Accra, Nov. 4, GNA - An 11-member team from Sierra Leone on Friday began bilateral discussions with officials from the Ministry of Finance and Economic Planning and the National Development Planning Commission to develop strategies to export technical experts from Ghana. Mr Ibrahim Mohammed Sesay, Deputy Minister of Economic Planning and Development in Sierra Leone, said in Accra at the opening of the discussions that the effort was an important step in the right direction to rebuild their country.
He said Ghana and Sierra Leone shared a common history, culture and common interest in the African Union, ECOWAS, the Commonwealth and the United Nations.
The team, which has just arrived from a capacity building training programme in Japan, is discussing areas of cooperation and ways of facilitating the movement of experts from Ghana to Sierra Leone. Mr Sesay observed that there was a time when Ghana went through both political and economic problems but she managed to come out of them.
"We look on this achievement as the setting of a benchmark that is worth emulating. That is why we feel strongly that we should be here to strengthen the south-south cooperation between us and Ghana," he said. Mr Sesay said apart from this achievement, Ghana also had a lot of experience with Japan in various aspects as a result of which the first and only office of JICA in West Africa was established.

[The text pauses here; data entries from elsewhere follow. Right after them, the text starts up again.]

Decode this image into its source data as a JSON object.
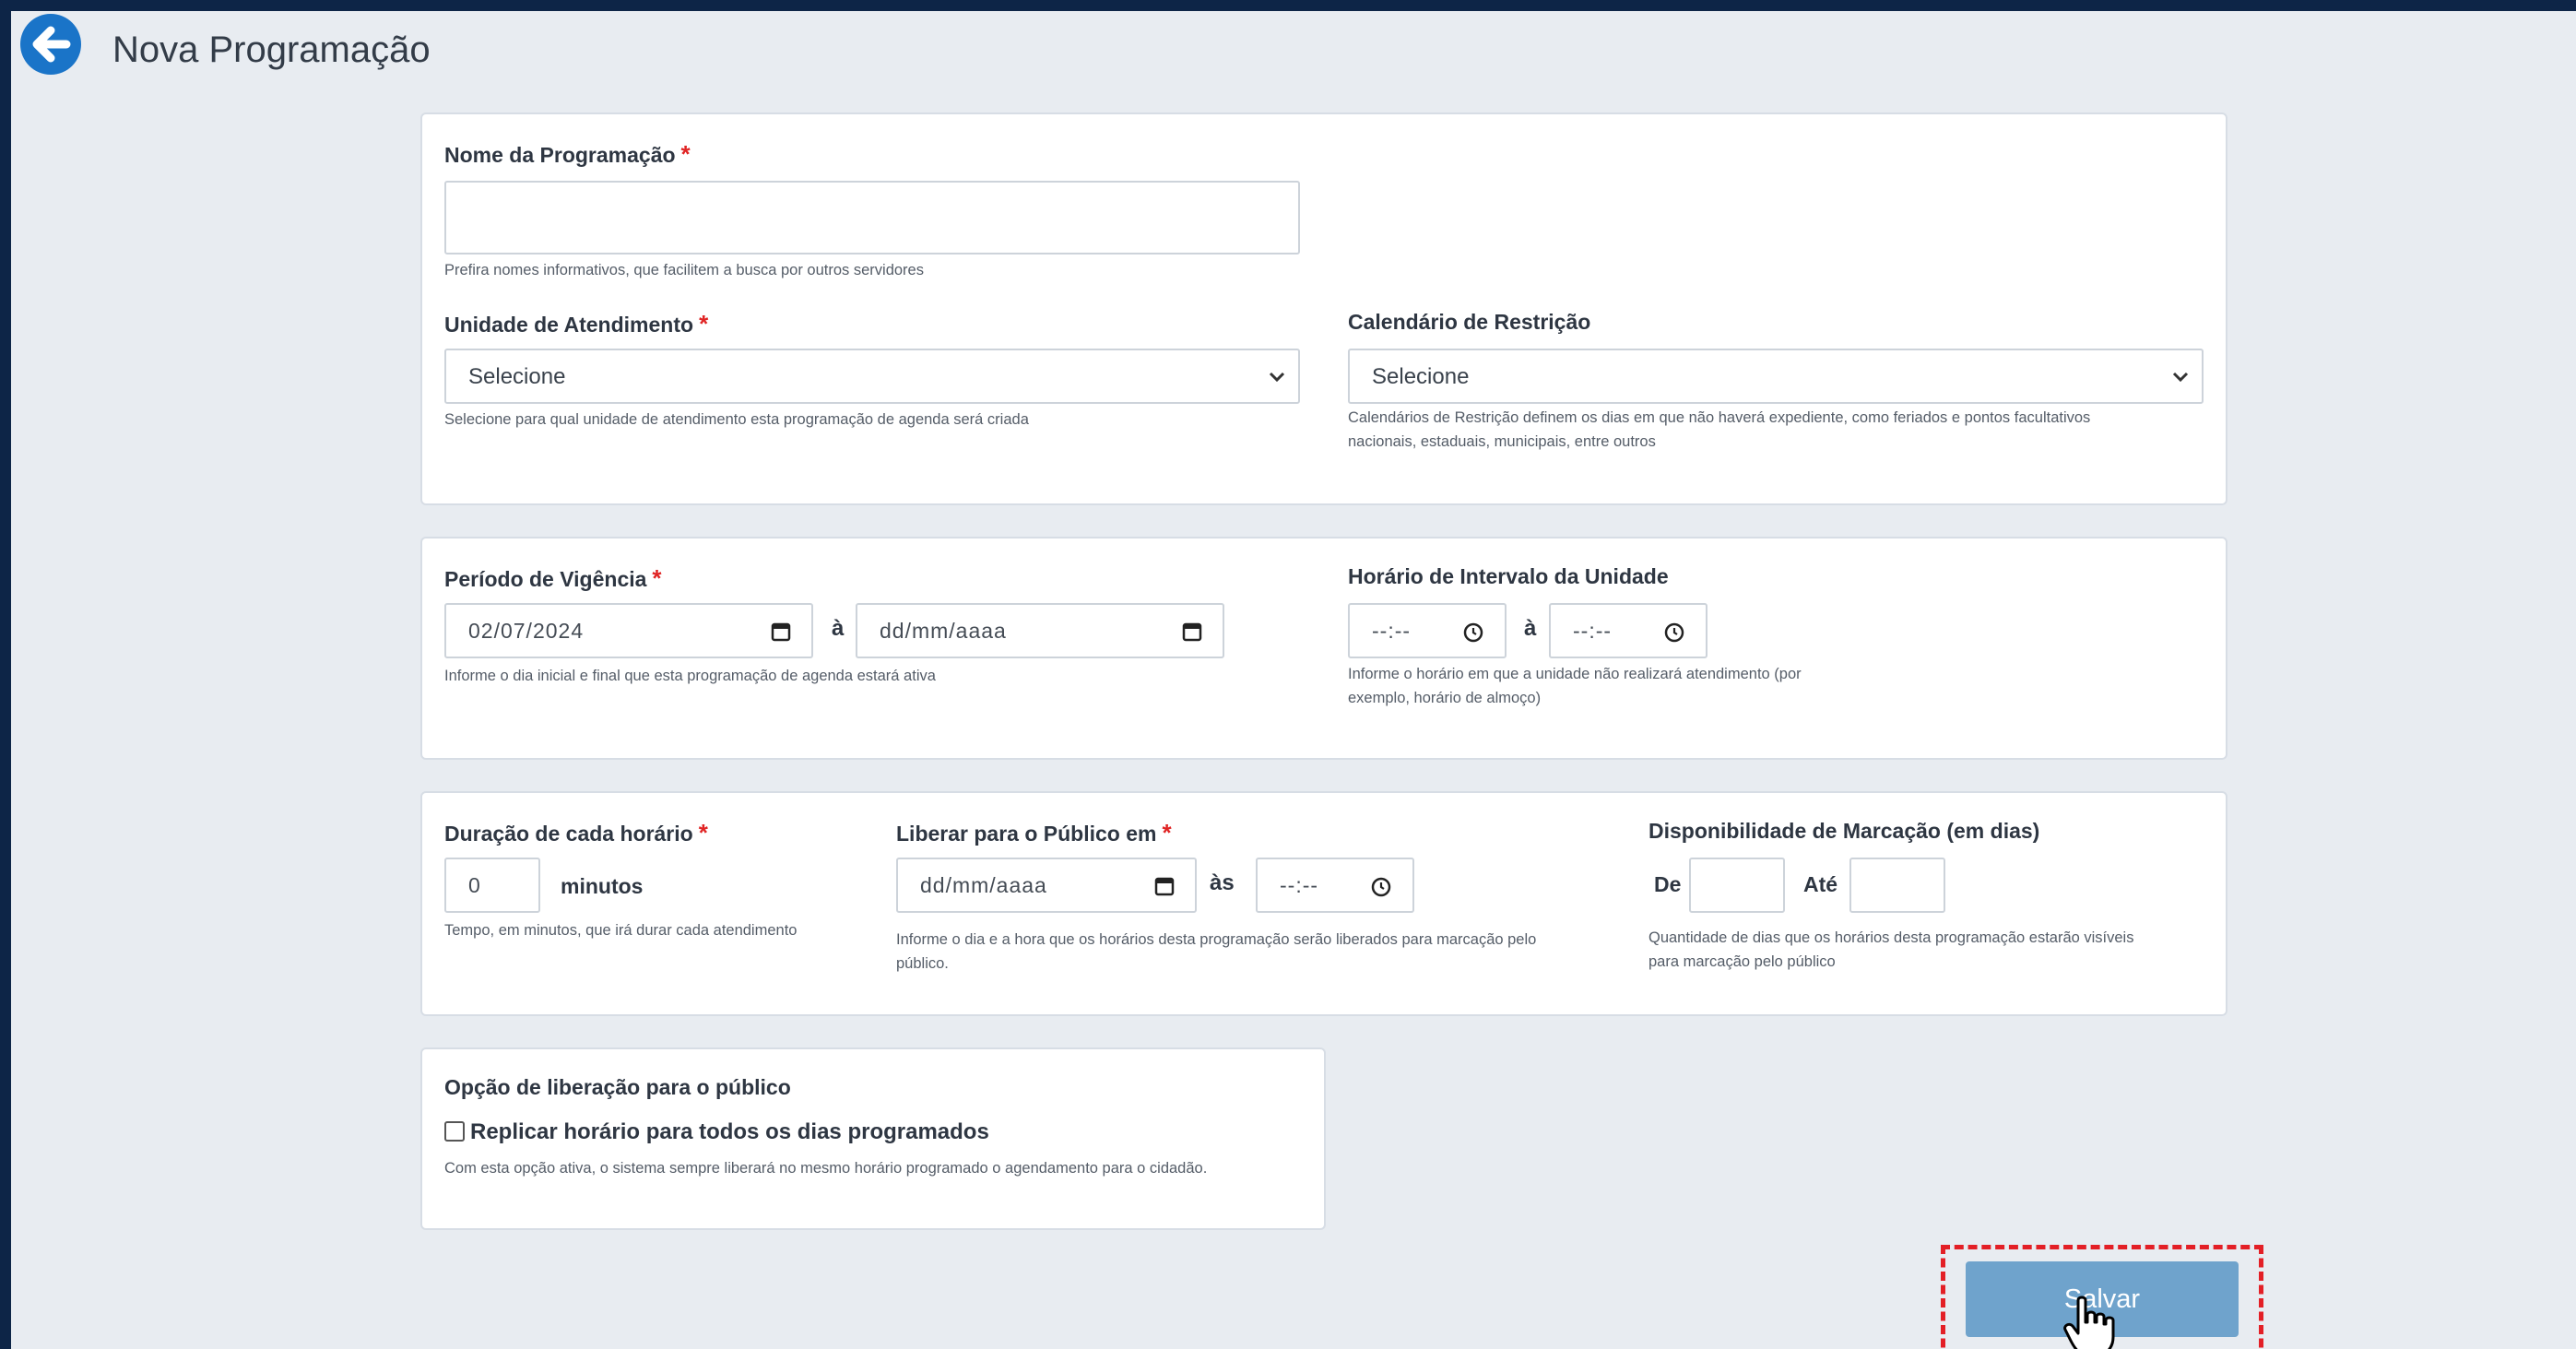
{
  "header": {
    "title": "Nova Programação"
  },
  "nome": {
    "label": "Nome da Programação",
    "value": "",
    "help": "Prefira nomes informativos, que facilitem a busca por outros servidores"
  },
  "unidade": {
    "label": "Unidade de Atendimento",
    "selected": "Selecione",
    "help": "Selecione para qual unidade de atendimento esta programação de agenda será criada"
  },
  "calendario": {
    "label": "Calendário de Restrição",
    "selected": "Selecione",
    "help_line1": "Calendários de Restrição definem os dias em que não haverá expediente, como feriados e pontos facultativos",
    "help_line2": "nacionais, estaduais, municipais, entre outros"
  },
  "periodo": {
    "label": "Período de Vigência",
    "start": "02/07/2024",
    "sep": "à",
    "end": "dd/mm/aaaa",
    "help": "Informe o dia inicial e final que esta programação de agenda estará ativa"
  },
  "intervalo": {
    "label": "Horário de Intervalo da Unidade",
    "start": "--:--",
    "sep": "à",
    "end": "--:--",
    "help_line1": "Informe o horário em que a unidade não realizará atendimento (por",
    "help_line2": "exemplo, horário de almoço)"
  },
  "duracao": {
    "label": "Duração de cada horário",
    "value": "0",
    "unit": "minutos",
    "help": "Tempo, em minutos, que irá durar cada atendimento"
  },
  "liberar": {
    "label": "Liberar para o Público em",
    "date": "dd/mm/aaaa",
    "sep": "às",
    "time": "--:--",
    "help_line1": "Informe o dia e a hora que os horários desta programação serão liberados para marcação pelo",
    "help_line2": "público."
  },
  "disponibilidade": {
    "label": "Disponibilidade de Marcação (em dias)",
    "de_label": "De",
    "de_value": "",
    "ate_label": "Até",
    "ate_value": "",
    "help_line1": "Quantidade de dias que os horários desta programação estarão visíveis",
    "help_line2": "para marcação pelo público"
  },
  "opcao": {
    "label": "Opção de liberação para o público",
    "checkbox_label": "Replicar horário para todos os dias programados",
    "checked": false,
    "help": "Com esta opção ativa, o sistema sempre liberará no mesmo horário programado o agendamento para o cidadão."
  },
  "save": {
    "label": "Salvar"
  },
  "colors": {
    "accent": "#1a74c8",
    "required": "#e02424",
    "button": "#6fa3cc",
    "highlight": "#e31f26"
  },
  "icons": [
    "arrow-left-icon",
    "chevron-down-icon",
    "calendar-icon",
    "clock-icon",
    "pointer-hand-icon"
  ]
}
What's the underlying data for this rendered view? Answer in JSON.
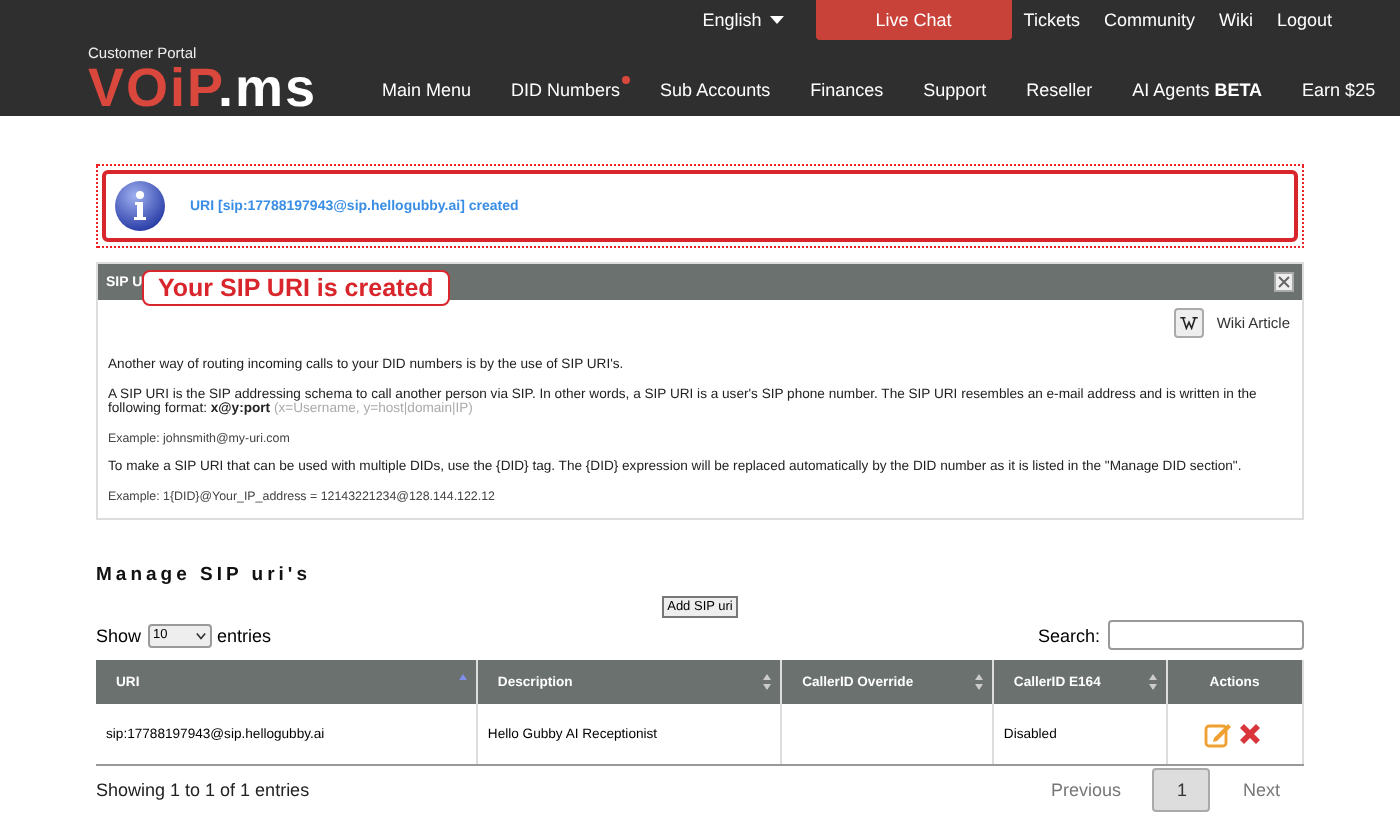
{
  "top_bar": {
    "language": "English",
    "items": [
      {
        "label": "Live Chat",
        "kind": "highlight"
      },
      {
        "label": "Tickets",
        "kind": "link"
      },
      {
        "label": "Community",
        "kind": "link"
      },
      {
        "label": "Wiki",
        "kind": "link"
      },
      {
        "label": "Logout",
        "kind": "link"
      }
    ]
  },
  "brand": {
    "caption": "Customer Portal",
    "logo_main": "VOiP",
    "logo_suffix": ".ms"
  },
  "nav": [
    {
      "label": "Main Menu",
      "badge": false
    },
    {
      "label": "DID Numbers",
      "badge": true
    },
    {
      "label": "Sub Accounts",
      "badge": false
    },
    {
      "label": "Finances",
      "badge": false
    },
    {
      "label": "Support",
      "badge": false
    },
    {
      "label": "Reseller",
      "badge": false
    },
    {
      "label": "AI Agents **BETA**",
      "badge": false
    },
    {
      "label": "Earn $25",
      "badge": false
    }
  ],
  "message": {
    "text": "URI [sip:17788197943@sip.hellogubby.ai] created"
  },
  "panel": {
    "title": "SIP U",
    "callout": "Your SIP URI is created",
    "wiki_link": "Wiki Article",
    "paragraphs": [
      {
        "kind": "text",
        "text": "Another way of routing incoming calls to your DID numbers is by the use of SIP URI's."
      },
      {
        "kind": "text",
        "text": "A SIP URI is the SIP addressing schema to call another person via SIP. In other words, a SIP URI is a user's SIP phone number. The SIP URI resembles an e-mail address and is written in the following format: **x@y:port**",
        "hint": "(x=Username, y=host|domain|IP)"
      },
      {
        "kind": "example",
        "text": "Example: johnsmith@my-uri.com"
      },
      {
        "kind": "text",
        "text": "To make a SIP URI that can be used with multiple DIDs, use the {DID} tag. The {DID} expression will be replaced automatically by the DID number as it is listed in the \"Manage DID section\"."
      },
      {
        "kind": "example",
        "text": "Example: 1{DID}@Your_IP_address = 12143221234@128.144.122.12"
      }
    ]
  },
  "section": {
    "heading": "Manage SIP uri's",
    "add_button": "Add SIP uri",
    "show_label": "Show",
    "page_size": "10",
    "entries_label": "entries",
    "search_label": "Search:"
  },
  "table": {
    "columns": [
      {
        "label": "URI",
        "sortable": true,
        "sorted": true
      },
      {
        "label": "Description",
        "sortable": true,
        "sorted": false
      },
      {
        "label": "CallerID Override",
        "sortable": true,
        "sorted": false
      },
      {
        "label": "CallerID E164",
        "sortable": true,
        "sorted": false
      },
      {
        "label": "Actions",
        "sortable": false
      }
    ],
    "rows": [
      {
        "cells": [
          "sip:17788197943@sip.hellogubby.ai",
          "Hello Gubby AI Receptionist",
          "",
          "Disabled"
        ]
      }
    ]
  },
  "footer": {
    "info": "Showing 1 to 1 of 1 entries",
    "pages": [
      {
        "label": "Previous",
        "disabled": true,
        "selected": false
      },
      {
        "label": "1",
        "disabled": false,
        "selected": true
      },
      {
        "label": "Next",
        "disabled": true,
        "selected": false
      }
    ]
  }
}
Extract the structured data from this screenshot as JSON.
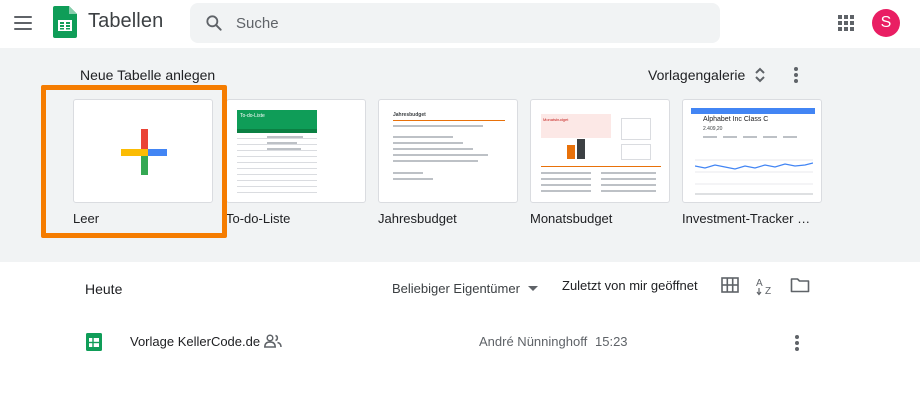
{
  "header": {
    "app_title": "Tabellen",
    "search_placeholder": "Suche",
    "avatar_initial": "S"
  },
  "templates": {
    "section_title": "Neue Tabelle anlegen",
    "gallery_label": "Vorlagengalerie",
    "items": [
      {
        "label": "Leer"
      },
      {
        "label": "To-do-Liste"
      },
      {
        "label": "Jahresbudget"
      },
      {
        "label": "Monatsbudget"
      },
      {
        "label": "Investment-Tracker a…"
      }
    ],
    "thumb_texts": {
      "todo_title": "To-do-Liste",
      "jahres_title": "Jahresbudget",
      "monats_title": "Monatsbudget",
      "invest_title": "Alphabet Inc Class C",
      "invest_value": "2.409,20"
    }
  },
  "files": {
    "section_title": "Heute",
    "owner_filter": "Beliebiger Eigentümer",
    "sort_label": "Zuletzt von mir geöffnet",
    "rows": [
      {
        "name": "Vorlage KellerCode.de",
        "owner": "André Nünninghoff",
        "time": "15:23"
      }
    ]
  },
  "colors": {
    "highlight": "#f57c00",
    "sheets_green": "#0f9d58",
    "avatar": "#e91e63",
    "section_bg": "#f1f3f4"
  }
}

"It is only proper that with such experience in Ghana, we come here to ensure that as we start a programme of mutual benefit through the exchange of programmes, we also share experiences to deepen bilateral relations."
Mr Sesay said Sierra Leone had just come out of a devastating war that had destroyed every aspect of life in that country. "It has become an emergency at this time to find a solution and identify the priority needs of the people," he said. He said the task ahead was not easy but the country hoped to explore one of the goals of the Millennium Development Goals and the New Partnership for Africa's Development (NEPAD) by learning from Ghana's experience.
The Deputy Minister said Sierra Leone had had to fall on Ghana because most of her technical experts had left to look for greener pastures.
"In the short term, we need assistance from elsewhere hence the need for us to fall on Ghana to learn about how the country managed her economic stability and structural adjustment." Mr Sesay said Sierra Leone was currently waiting to sign a Memorandum of Understanding on her first poverty reduction strategy with donor partners in London this month and was optimistic that the initiative would encourage the international community to contribute to it.
He noted that Ghana had already passed that stage and expressed the hope that the current programme between Ghana and Sierra Leone would also be formalised through an MOU to solidify the details. Dr George Gyan-Baffour, Deputy Minister of Finance and Economic Planning in charge of Planning, said the meeting would afford the two countries the opportunity to discuss technical areas of cooperation and capacity building.
He said this was a preparatory meeting for greater collaboration for the two low-income earning countries and, therefore, commended JICA for assisting them.
Dr Regina Adutwum, Acting Director General of the National Development Planning Commission, reiterated the mutual relationship between the two countries and the need to strengthen the ties through the tripartite collaboration with Japan. She said Ghana was ready to assist adding: "We do not have excess of experts but we do have more than Sierra Leone, hence the need to help in a time like this." 04 Nov.05